▶ [ABOUT THIS EXERCISE] Copy each line containing the word "JSON" from the records that follow, please.
═════ DATA LISTING
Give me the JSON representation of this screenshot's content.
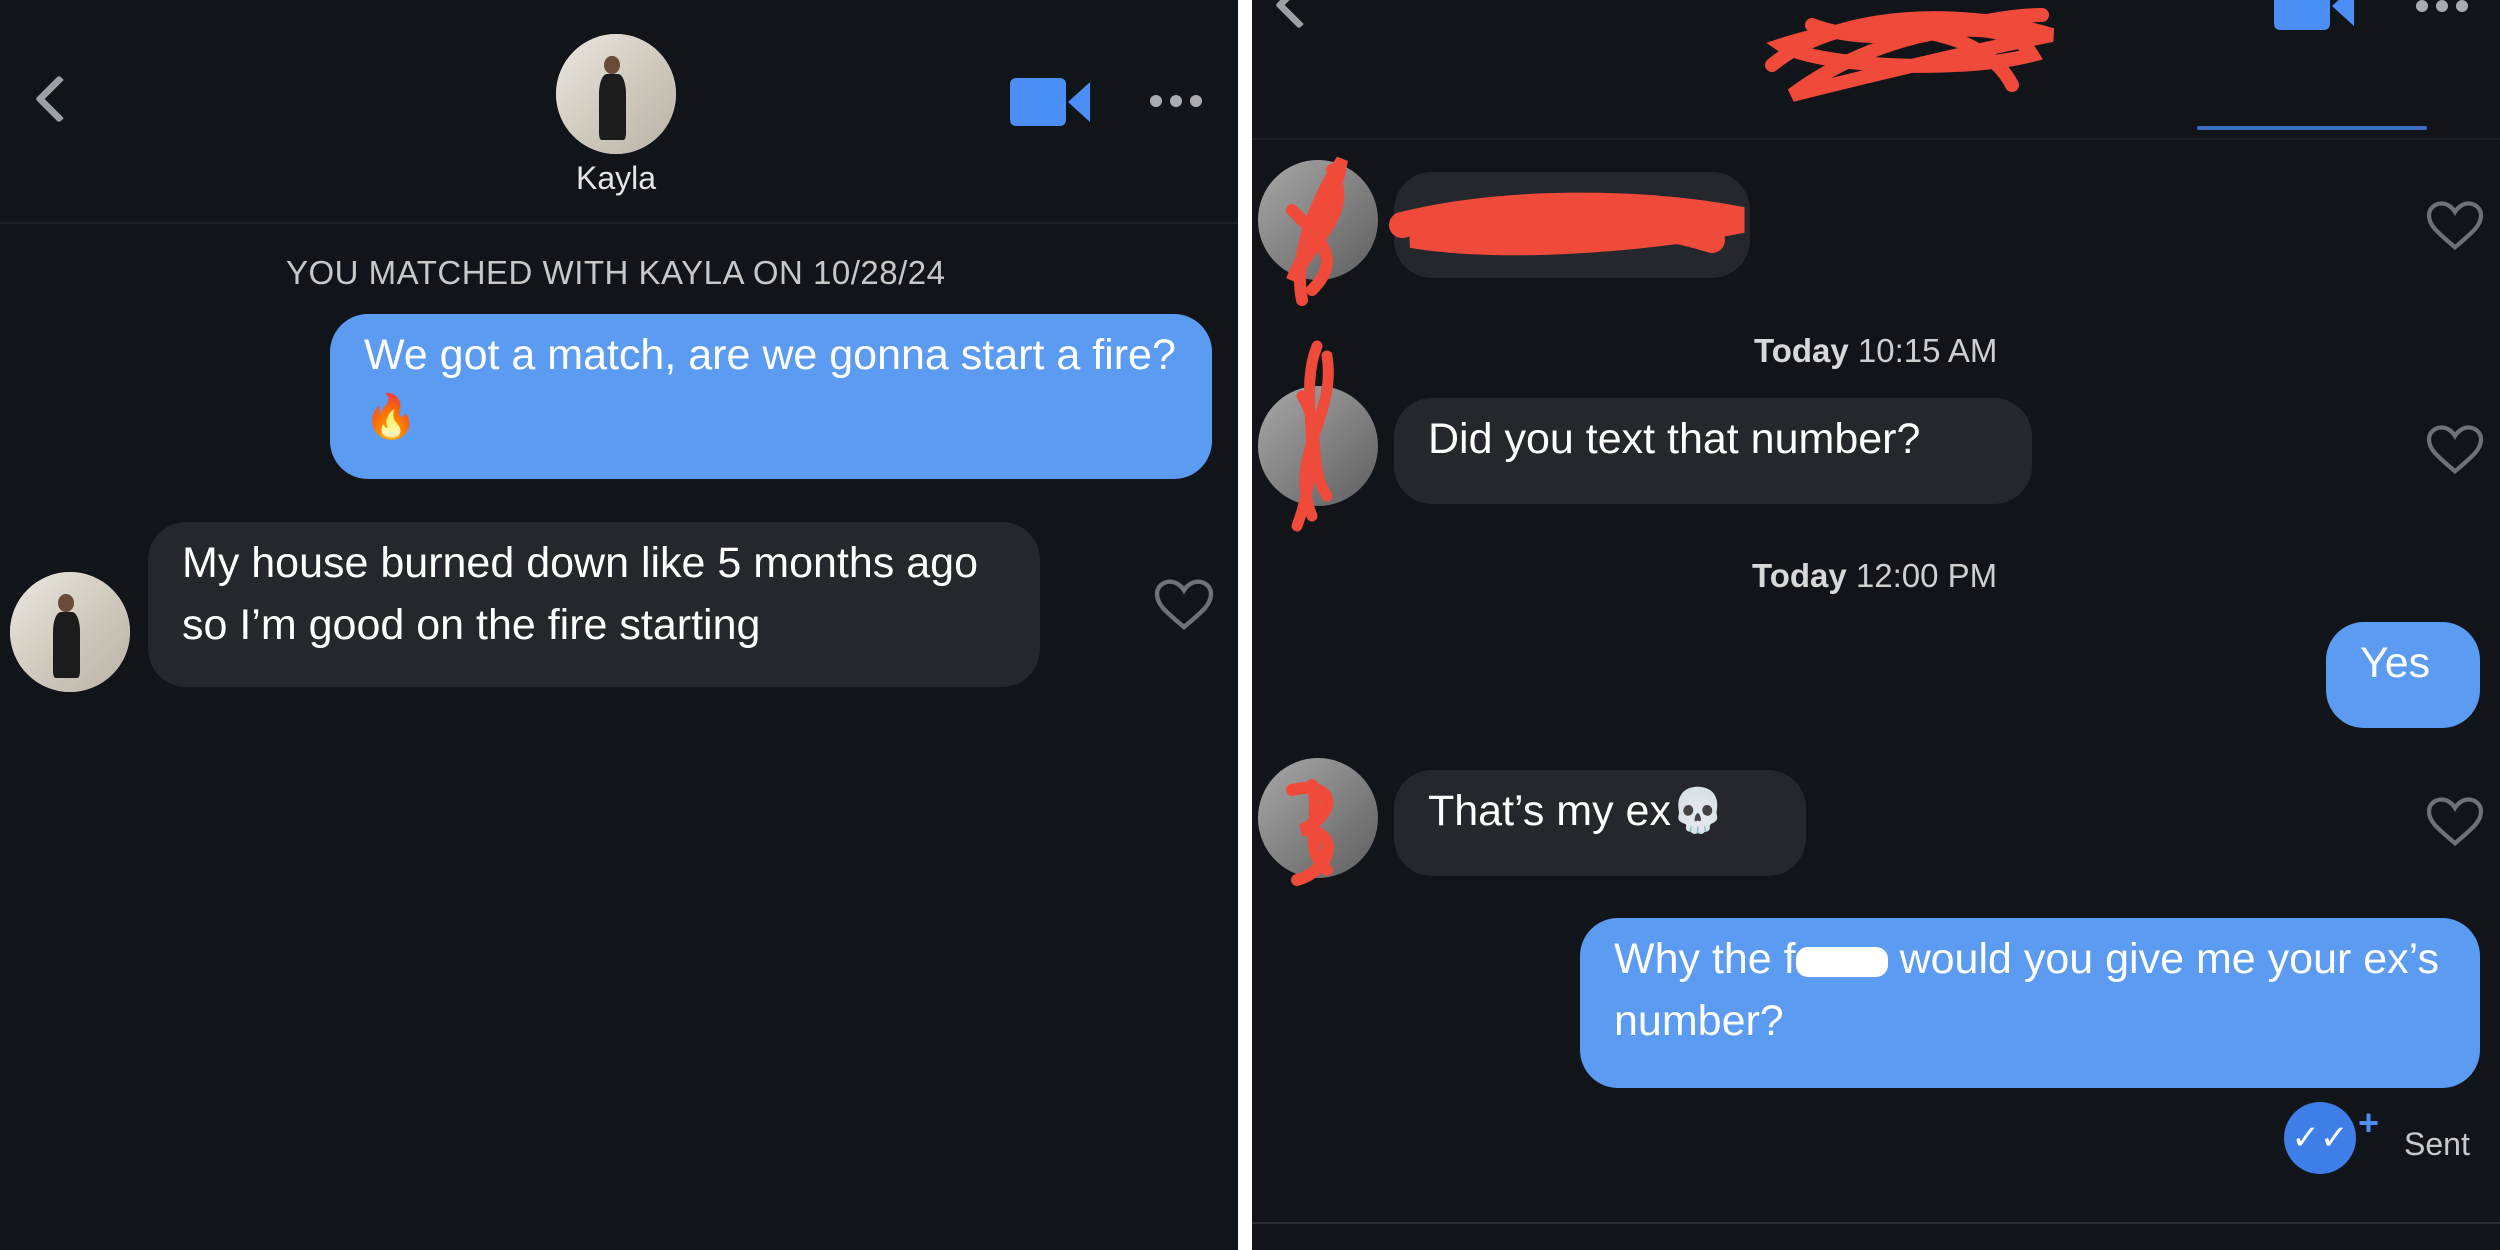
{
  "left": {
    "header": {
      "name": "Kayla",
      "back_icon": "chevron-left-icon",
      "video_icon": "video-camera-icon",
      "more_icon": "more-dots-icon"
    },
    "match_banner": "YOU MATCHED WITH KAYLA ON 10/28/24",
    "messages": [
      {
        "direction": "sent",
        "text": "We got a match, are we gonna start a fire?",
        "emoji": "🔥"
      },
      {
        "direction": "received",
        "text": "My house burned down like 5 months ago so I’m good on the fire starting"
      }
    ]
  },
  "right": {
    "messages_top": {
      "direction": "received",
      "text": "",
      "note": "censored"
    },
    "ts1": {
      "day": "Today",
      "time": "10:15 AM"
    },
    "msg_did_you_text": "Did you text that number?",
    "ts2": {
      "day": "Today",
      "time": "12:00 PM"
    },
    "msg_yes": "Yes",
    "msg_ex": "That’s my ex",
    "msg_ex_emoji": "💀",
    "msg_why_part1": "Why the f",
    "msg_why_part2": " would you give me your ex’s number?",
    "status": "Sent",
    "status_icon": "double-check-icon",
    "plus_label": "+"
  },
  "colors": {
    "background": "#111418",
    "sent_bubble": "#5b9bf2",
    "received_bubble": "#24272c",
    "accent": "#4b8ef5",
    "censor_red": "#f04a3a"
  }
}
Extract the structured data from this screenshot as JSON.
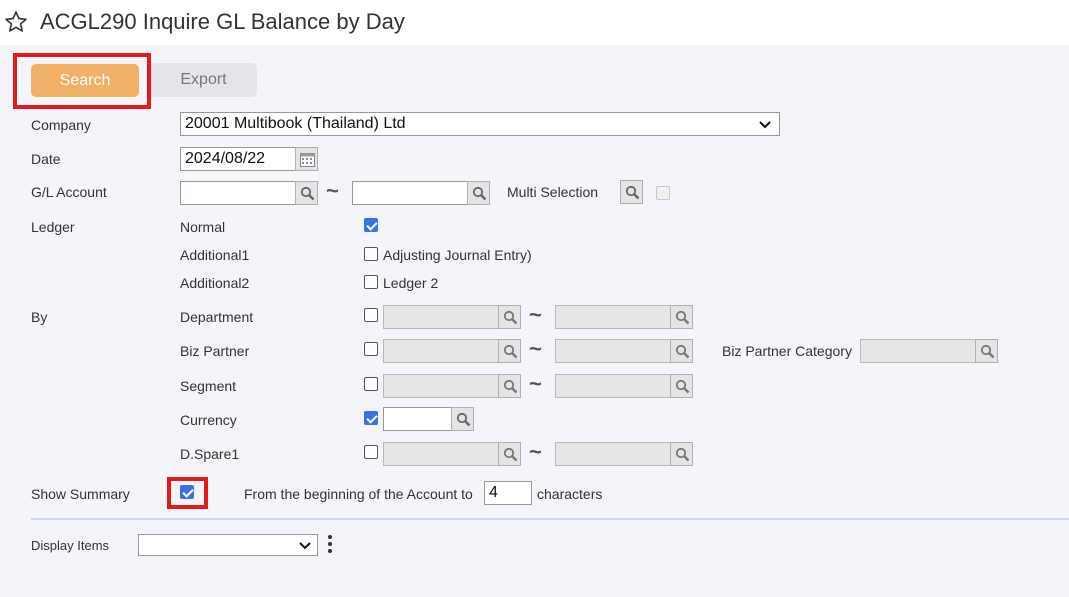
{
  "header": {
    "title": "ACGL290 Inquire GL Balance by Day"
  },
  "toolbar": {
    "search_label": "Search",
    "export_label": "Export"
  },
  "form": {
    "company_label": "Company",
    "company_value": "20001 Multibook (Thailand) Ltd",
    "date_label": "Date",
    "date_value": "2024/08/22",
    "gl_account_label": "G/L Account",
    "range_separator": "~",
    "multi_selection_label": "Multi Selection",
    "ledger_label": "Ledger",
    "ledger_rows": [
      {
        "label": "Normal",
        "checked": true,
        "option_text": ""
      },
      {
        "label": "Additional1",
        "checked": false,
        "option_text": "Adjusting Journal Entry)"
      },
      {
        "label": "Additional2",
        "checked": false,
        "option_text": "Ledger 2"
      }
    ],
    "by_label": "By",
    "by_rows": [
      {
        "label": "Department",
        "checked": false
      },
      {
        "label": "Biz Partner",
        "checked": false
      },
      {
        "label": "Segment",
        "checked": false
      },
      {
        "label": "Currency",
        "checked": true
      },
      {
        "label": "D.Spare1",
        "checked": false
      }
    ],
    "biz_partner_category_label": "Biz Partner Category",
    "show_summary_label": "Show Summary",
    "show_summary_checked": true,
    "summary_prefix": "From the beginning of the Account to",
    "summary_chars_value": "4",
    "summary_suffix": "characters",
    "display_items_label": "Display Items",
    "display_items_value": ""
  },
  "colors": {
    "search_button": "#f2b067",
    "highlight": "#e21b1b",
    "checkbox_checked": "#3b73e6"
  },
  "icons": [
    "star-icon",
    "chevron-down-icon",
    "calendar-icon",
    "search-icon",
    "kebab-menu-icon"
  ]
}
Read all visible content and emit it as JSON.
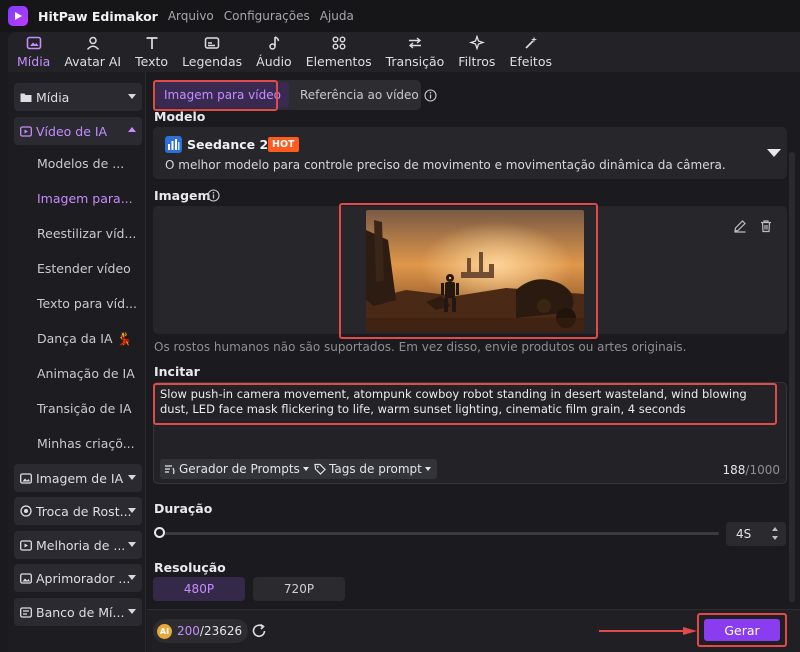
{
  "app": {
    "name": "HitPaw Edimakor",
    "menu": [
      "Arquivo",
      "Configurações",
      "Ajuda"
    ]
  },
  "toolbar": {
    "items": [
      {
        "label": "Mídia",
        "icon": "media-icon",
        "active": true
      },
      {
        "label": "Avatar AI",
        "icon": "avatar-icon"
      },
      {
        "label": "Texto",
        "icon": "text-icon"
      },
      {
        "label": "Legendas",
        "icon": "captions-icon"
      },
      {
        "label": "Áudio",
        "icon": "audio-icon"
      },
      {
        "label": "Elementos",
        "icon": "elements-icon"
      },
      {
        "label": "Transição",
        "icon": "transition-icon"
      },
      {
        "label": "Filtros",
        "icon": "filters-icon"
      },
      {
        "label": "Efeitos",
        "icon": "effects-icon"
      }
    ]
  },
  "sidebar": {
    "groups": [
      {
        "label": "Mídia",
        "icon": "folder-icon"
      },
      {
        "label": "Vídeo de IA",
        "icon": "ai-video-icon",
        "active": true
      },
      {
        "label": "Imagem de IA",
        "icon": "ai-image-icon"
      },
      {
        "label": "Troca de Rost...",
        "icon": "face-swap-icon"
      },
      {
        "label": "Melhoria de ...",
        "icon": "enhance-icon"
      },
      {
        "label": "Aprimorador ...",
        "icon": "enhancer-icon"
      },
      {
        "label": "Banco de Mí...",
        "icon": "media-bank-icon"
      }
    ],
    "sub_items": [
      "Modelos de ...",
      "Imagem para...",
      "Reestilizar víd...",
      "Estender vídeo",
      "Texto para víd...",
      "Dança da IA 💃",
      "Animação de IA",
      "Transição de IA",
      "Minhas criaçõ..."
    ]
  },
  "tabs": {
    "active": "Imagem para vídeo",
    "other": "Referência ao vídeo"
  },
  "model": {
    "section_label": "Modelo",
    "name": "Seedance 2.0",
    "badge": "HOT",
    "description": "O melhor modelo para controle preciso de movimento e movimentação dinâmica da câmera."
  },
  "image": {
    "section_label": "Imagem",
    "hint": "Os rostos humanos não são suportados. Em vez disso, envie produtos ou artes originais."
  },
  "prompt": {
    "section_label": "Incitar",
    "text": "Slow push-in camera movement, atompunk cowboy robot standing in desert wasteland, wind blowing dust, LED face mask flickering to life, warm sunset lighting, cinematic film grain, 4 seconds",
    "generator_label": "Gerador de Prompts",
    "tags_label": "Tags de prompt",
    "count": "188",
    "max": "/1000"
  },
  "duration": {
    "section_label": "Duração",
    "value": "4S",
    "slider_fraction": 0
  },
  "resolution": {
    "section_label": "Resolução",
    "options": [
      "480P",
      "720P"
    ],
    "selected": "480P"
  },
  "footer": {
    "coin_label": "AI",
    "credits_used": "200",
    "credits_total": "/23626",
    "generate_label": "Gerar"
  },
  "colors": {
    "accent": "#c58cff",
    "generate": "#8a3cf0",
    "highlight": "#e14a4a",
    "hot_badge": "#ff5a1f"
  }
}
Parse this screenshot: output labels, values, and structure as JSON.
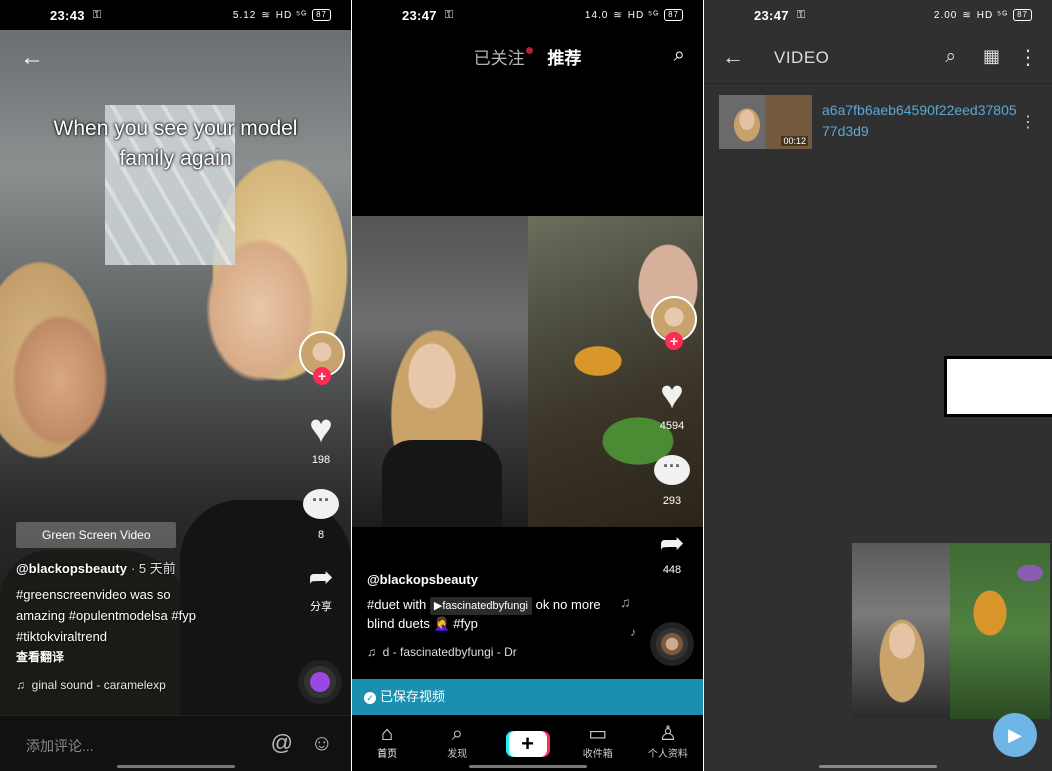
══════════
▶ [SOLUTION TO THIS EXERCISE]
Give me the JSON representation of this screenshot's content.
Extract the structured data from this screenshot as JSON.
Read all visible content and emit it as JSON.
Parse this screenshot: output labels, values, and structure as JSON.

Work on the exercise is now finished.